**TASK GOAL**
This calls for a verbatim copy of all the data, with no images carried over.

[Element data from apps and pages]
= Beginning of Section =

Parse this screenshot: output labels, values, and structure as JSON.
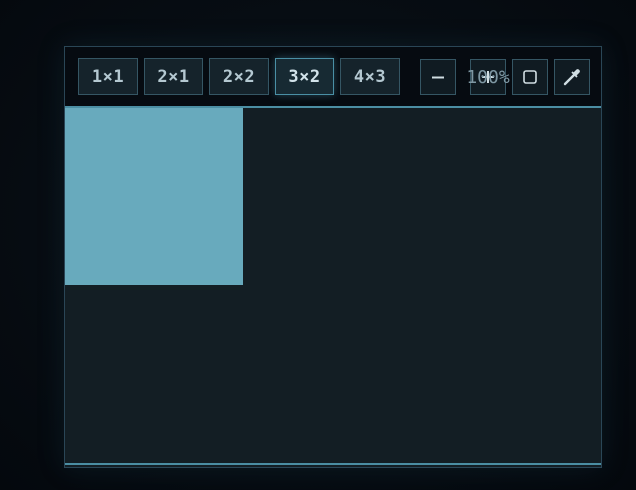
{
  "layouts": [
    {
      "label": "1×1",
      "active": false
    },
    {
      "label": "2×1",
      "active": false
    },
    {
      "label": "2×2",
      "active": false
    },
    {
      "label": "3×2",
      "active": true
    },
    {
      "label": "4×3",
      "active": false
    }
  ],
  "zoom": {
    "readout": "100%",
    "value_percent": 100,
    "decrease_icon": "minus-icon",
    "increase_icon": "plus-icon"
  },
  "tools": {
    "square_icon": "square-icon",
    "eyedropper_icon": "eyedropper-icon"
  },
  "grid": {
    "columns": 3,
    "rows": 2,
    "selected_cell": {
      "row": 1,
      "column": 1
    },
    "selected_color": "#68aabd"
  },
  "colors": {
    "accent": "#4b8ea3",
    "background": "#131e24",
    "toolbar": "#060b11"
  }
}
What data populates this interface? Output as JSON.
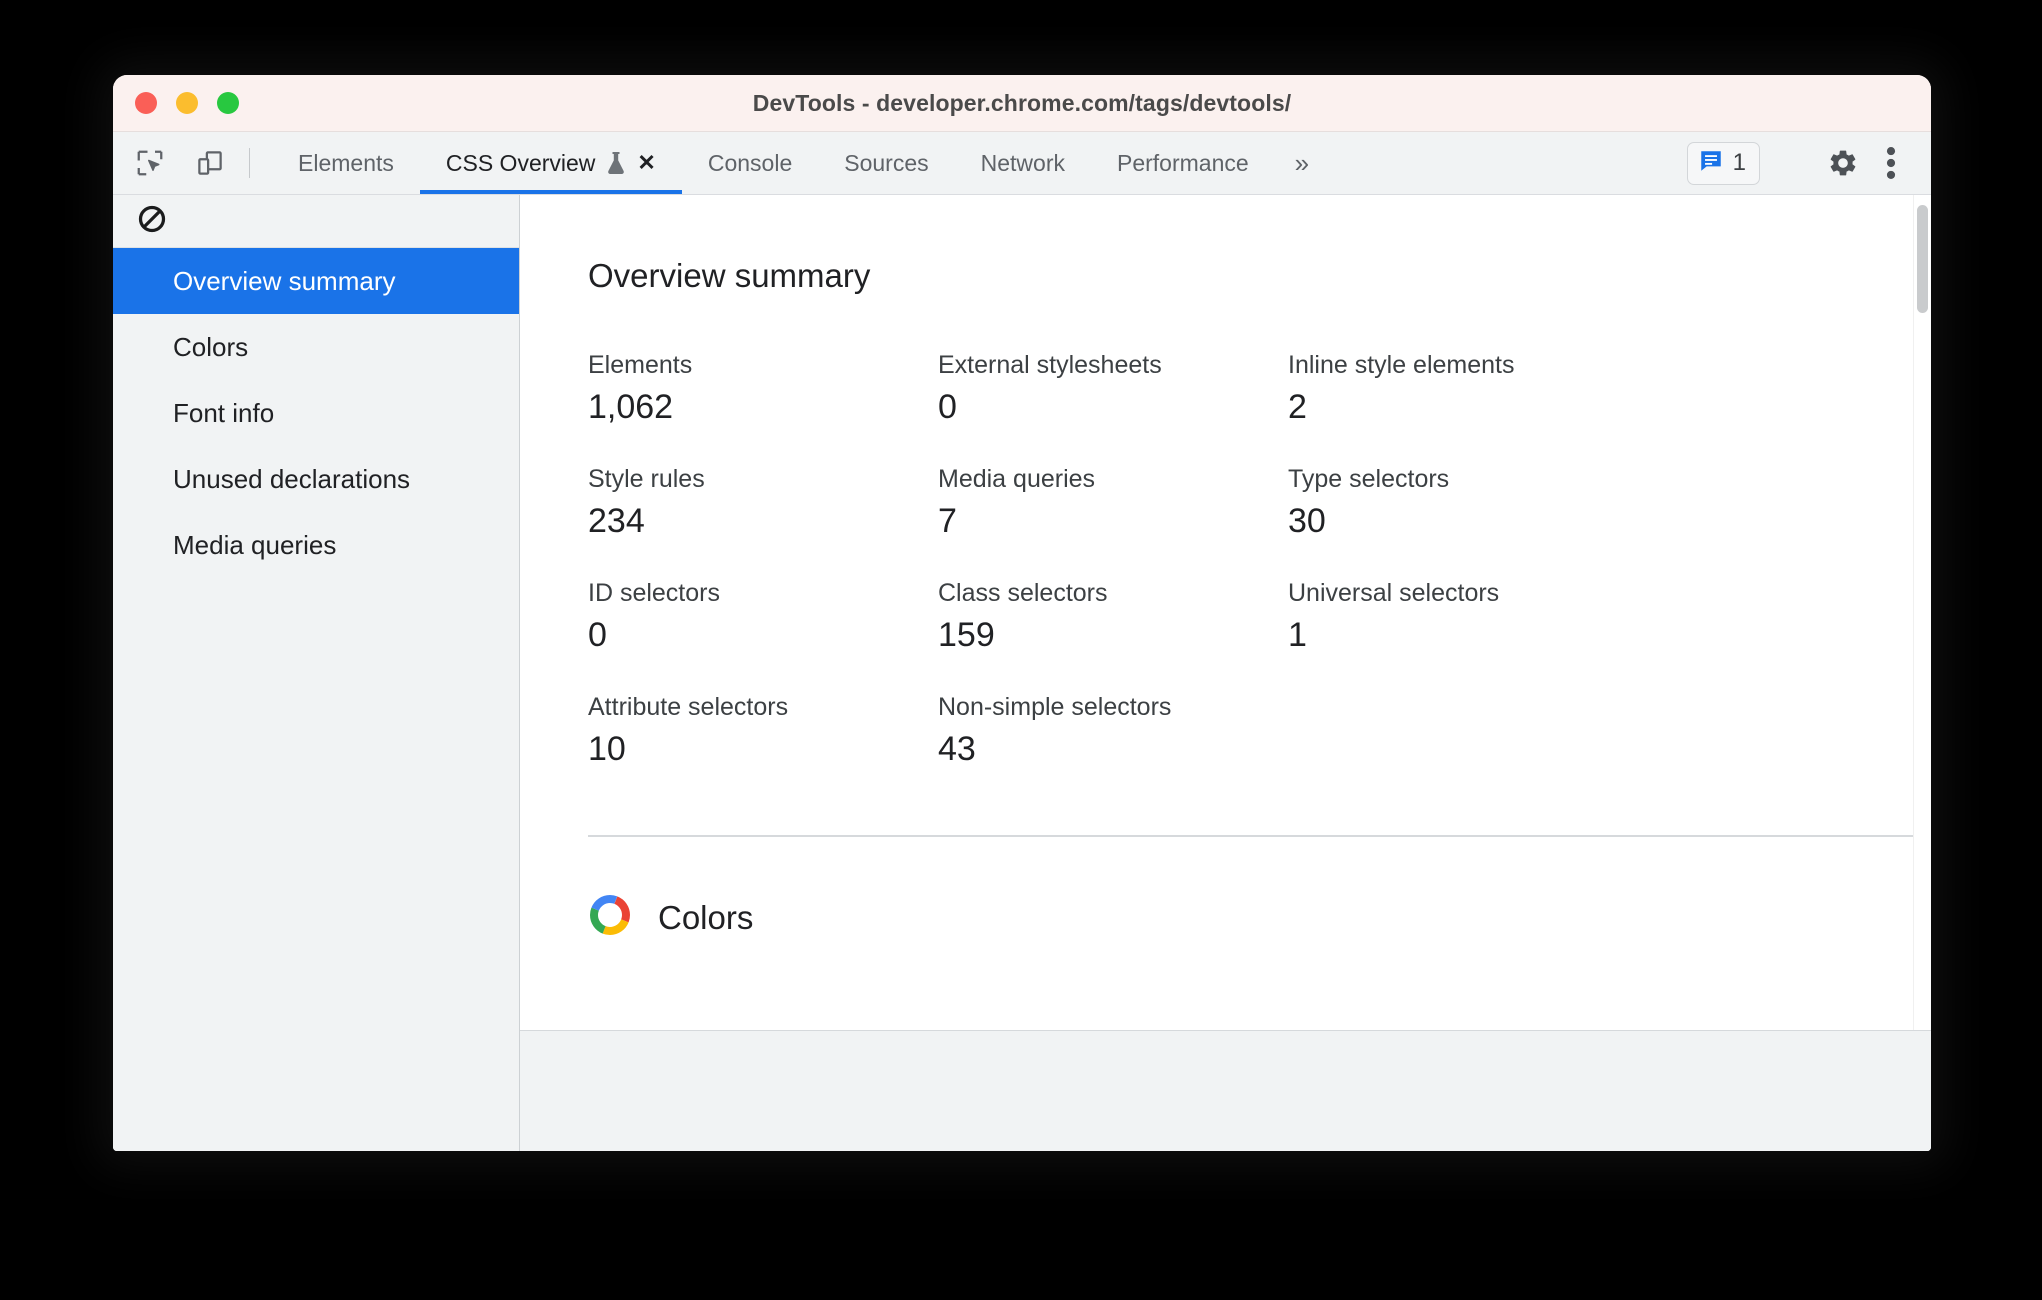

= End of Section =

**EXERCISE SOLUTION**
Parse this screenshot: output labels, values, and structure as JSON.
{
  "layouts": [
    {
      "label": "1×1",
      "active": false
    },
    {
      "label": "2×1",
      "active": false
    },
    {
      "label": "2×2",
      "active": false
    },
    {
      "label": "3×2",
      "active": true
    },
    {
      "label": "4×3",
      "active": false
    }
  ],
  "zoom": {
    "readout": "100%",
    "value_percent": 100,
    "decrease_icon": "minus-icon",
    "increase_icon": "plus-icon"
  },
  "tools": {
    "square_icon": "square-icon",
    "eyedropper_icon": "eyedropper-icon"
  },
  "grid": {
    "columns": 3,
    "rows": 2,
    "selected_cell": {
      "row": 1,
      "column": 1
    },
    "selected_color": "#68aabd"
  },
  "colors": {
    "accent": "#4b8ea3",
    "background": "#131e24",
    "toolbar": "#060b11"
  }
}
What data populates this interface? Output as JSON.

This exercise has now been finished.